      That ending never sat well with me, and troubled me for the next 25 years, until the Autumn of 2000, when the film was finished and needed a name. I choose “A Generation of Hope”, which the client was delighted with. I’m not sure they ever realized what a terrible descriptor it is:

      A Generation of Hope


  5. Avatar Shaunamadre says:

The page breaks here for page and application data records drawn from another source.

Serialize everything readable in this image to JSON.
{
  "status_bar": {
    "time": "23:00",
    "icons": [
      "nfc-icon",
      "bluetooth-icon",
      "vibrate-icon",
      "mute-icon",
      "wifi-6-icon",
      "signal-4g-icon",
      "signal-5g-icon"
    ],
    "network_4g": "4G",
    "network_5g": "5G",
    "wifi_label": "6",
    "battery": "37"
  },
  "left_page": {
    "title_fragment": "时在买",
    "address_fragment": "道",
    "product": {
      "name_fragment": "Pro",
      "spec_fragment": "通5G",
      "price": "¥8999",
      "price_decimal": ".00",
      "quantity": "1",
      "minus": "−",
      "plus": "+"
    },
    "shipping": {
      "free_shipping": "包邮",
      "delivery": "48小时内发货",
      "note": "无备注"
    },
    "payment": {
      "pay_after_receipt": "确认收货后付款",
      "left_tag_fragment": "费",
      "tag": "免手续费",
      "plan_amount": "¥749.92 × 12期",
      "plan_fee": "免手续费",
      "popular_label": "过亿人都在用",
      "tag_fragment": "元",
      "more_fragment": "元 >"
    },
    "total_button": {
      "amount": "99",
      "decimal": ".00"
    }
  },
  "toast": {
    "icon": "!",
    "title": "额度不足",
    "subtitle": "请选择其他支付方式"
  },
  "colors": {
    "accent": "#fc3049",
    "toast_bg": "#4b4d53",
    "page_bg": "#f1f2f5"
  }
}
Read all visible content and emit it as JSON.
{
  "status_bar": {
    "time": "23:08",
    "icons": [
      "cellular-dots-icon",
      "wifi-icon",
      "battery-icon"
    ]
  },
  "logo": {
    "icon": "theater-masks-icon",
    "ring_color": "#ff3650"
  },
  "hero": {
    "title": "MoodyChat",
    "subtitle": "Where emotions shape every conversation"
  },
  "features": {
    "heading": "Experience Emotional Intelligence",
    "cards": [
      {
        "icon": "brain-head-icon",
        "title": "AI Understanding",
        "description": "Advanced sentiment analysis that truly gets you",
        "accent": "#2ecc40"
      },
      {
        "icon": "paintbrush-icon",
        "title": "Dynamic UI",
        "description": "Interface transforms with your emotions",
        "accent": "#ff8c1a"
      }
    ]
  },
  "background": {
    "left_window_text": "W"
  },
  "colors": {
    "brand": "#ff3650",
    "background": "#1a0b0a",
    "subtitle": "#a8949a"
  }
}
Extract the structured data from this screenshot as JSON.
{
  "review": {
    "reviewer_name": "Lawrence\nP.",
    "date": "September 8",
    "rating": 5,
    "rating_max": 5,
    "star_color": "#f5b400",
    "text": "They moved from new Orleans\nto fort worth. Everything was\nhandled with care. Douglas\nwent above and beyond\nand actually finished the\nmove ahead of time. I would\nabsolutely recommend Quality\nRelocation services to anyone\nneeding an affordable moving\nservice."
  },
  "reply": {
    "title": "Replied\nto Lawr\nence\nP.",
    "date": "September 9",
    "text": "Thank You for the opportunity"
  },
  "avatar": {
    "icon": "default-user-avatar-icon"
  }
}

    Perhaps I am completely taking this in the opposite (ie;female) direction to make refference to ones inner feelings but male or female we all live with our our story and associations and know our own feelings of indifference,desire and fear. This dialog brings me totally home to myself. When I really question reality and connect with what is true for me sometimes the kindest action I can do for myself looks like the most terrifying action. Taking the leap or putting my feet to the fire IS what to do. The more wood the hotter the fire:
    Excerpt from “Taking a Leap”
    So we start by making friends with our experience and developing warmth for our good old selves.
    Slowly, very slowly, gently, very gently, we let the stakes get higher as we touch in on more troubling feelings. This leads to trusting that we have the strength and good-heartedness to live in this precious world, despite its land mines, with dignity and kindness. With this kind of confidence, connecting with others comes more easily, because what is there to fear when we have stayed with ourselves through thick and thin? Other people can provoke anything in us and we don’t need to defend ourselves by striking out or shutting down.
    Selfless help, helping others without an agenda, is the result of our having helped ourselves. We feel loving towards ourselves and therefore we feel loving towards others. Over time all those we used to feel separate from become more and more melted into our heart.Report